Stop working so hard to motivate yourself. It takes way too much energy to do that. Set up a plan, and follow the plan. 

31 days of moving

How important is it to keep our bodies moving during the holidays? Would a short break really be so bad?

Actually, it might be so bad.

This study showed the effects of overeating and not exercising versus overeating while exercising daily.

"After only a week, the young men who had not exercised displayed a significant and unhealthy decline in their blood sugar control, and, equally worrying, their biopsied fat cells seemed to have developed a malicious streak. Those cells, examined using sophisticated genetic testing techniques, were now overexpressing various genes that may contribute to unhealthy metabolic changes and underexpressing other genes potentially important for a well-functioning metabolism.” 

In contrast, "the volunteers who had exercised once a day, despite comparable energy surpluses, were not similarly afflicted.” That is, the exercise seemed to “cancel out” the negative cellular effects of overeating. This doesn’t mean there wasn’t weight gain. If we add calories, we’ll add weight. But it does mean that’s the only negative effect. 

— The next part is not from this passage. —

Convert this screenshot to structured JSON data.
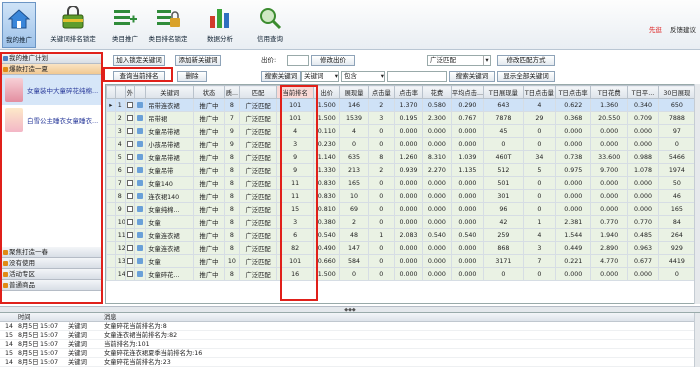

Exercise does a whole lot more than burn calories. It’s not just that it makes us feel good, which is important, but it also changes our cells so that we’re more stress-resistant (I love this Gretchen Reynolds’ article or this other one here). 

Once we stop thinking of exercise simply in terms of burning calories, we can begin to see exercise for what it is: the most powerful and potent medicine for regulating hormones and for growing brain cells so we are less stressed, remember more, and learn better. Exercise prevents disease not because it burns calories but because it changes the way our bodies and brains respond. 

If you want to end the holidays as healthy as you began it, commit to daily exercise, whether it’s your regular exercise class, discovering a new class with friends, a hike out in the mountains, or a walk around your neighborhood. 

If you want to stay inside and don’t want to go to a gym or studio, get exercise DVDs from the library or find exercise programs on the internet. YouTube has more 20 minute workouts than you could complete in a life time, so get online and let yourself be motivated by trying something new. 

Here it is, December 1, and we’ve got 31 days of holiday hoopla. Mark it on your calendar, every day, what you did to get yourself moving. Post it on FaceBook or tell friends or family. Commit to getting your heart beat up and your muscles moving for twenty minutes every day. Before you go to bed, know exactly what you’ll do the next day and when you’ll do it so the day doesn’t get away from you. This is your anti-stress medication, your blood sugar metabolism medicine, your shot of happiness.